## TASK DIRECTIONS
Give back the full listing exactly as it appears below.

====

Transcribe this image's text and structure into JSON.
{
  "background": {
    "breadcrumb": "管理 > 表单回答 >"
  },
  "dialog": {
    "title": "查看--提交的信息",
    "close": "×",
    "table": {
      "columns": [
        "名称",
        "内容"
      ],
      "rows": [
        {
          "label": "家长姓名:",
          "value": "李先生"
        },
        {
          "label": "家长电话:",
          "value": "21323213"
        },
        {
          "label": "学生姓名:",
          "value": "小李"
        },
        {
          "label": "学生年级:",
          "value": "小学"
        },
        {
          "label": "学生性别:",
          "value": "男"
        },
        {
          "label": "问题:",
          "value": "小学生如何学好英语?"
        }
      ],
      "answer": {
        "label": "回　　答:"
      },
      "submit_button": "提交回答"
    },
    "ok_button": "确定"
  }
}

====

## RESULT OF THIS EXERCISE
Transcribe this image's text and structure into JSON.
{
  "background": {
    "breadcrumb": "管理 > 表单回答 >"
  },
  "dialog": {
    "title": "查看--提交的信息",
    "close": "×",
    "table": {
      "columns": [
        "名称",
        "内容"
      ],
      "rows": [
        {
          "label": "家长姓名:",
          "value": "李先生"
        },
        {
          "label": "家长电话:",
          "value": "21323213"
        },
        {
          "label": "学生姓名:",
          "value": "小李"
        },
        {
          "label": "学生年级:",
          "value": "小学"
        },
        {
          "label": "学生性别:",
          "value": "男"
        },
        {
          "label": "问题:",
          "value": "小学生如何学好英语?"
        }
      ],
      "answer": {
        "label": "回　　答:"
      },
      "submit_button": "提交回答"
    },
    "ok_button": "确定"
  }
}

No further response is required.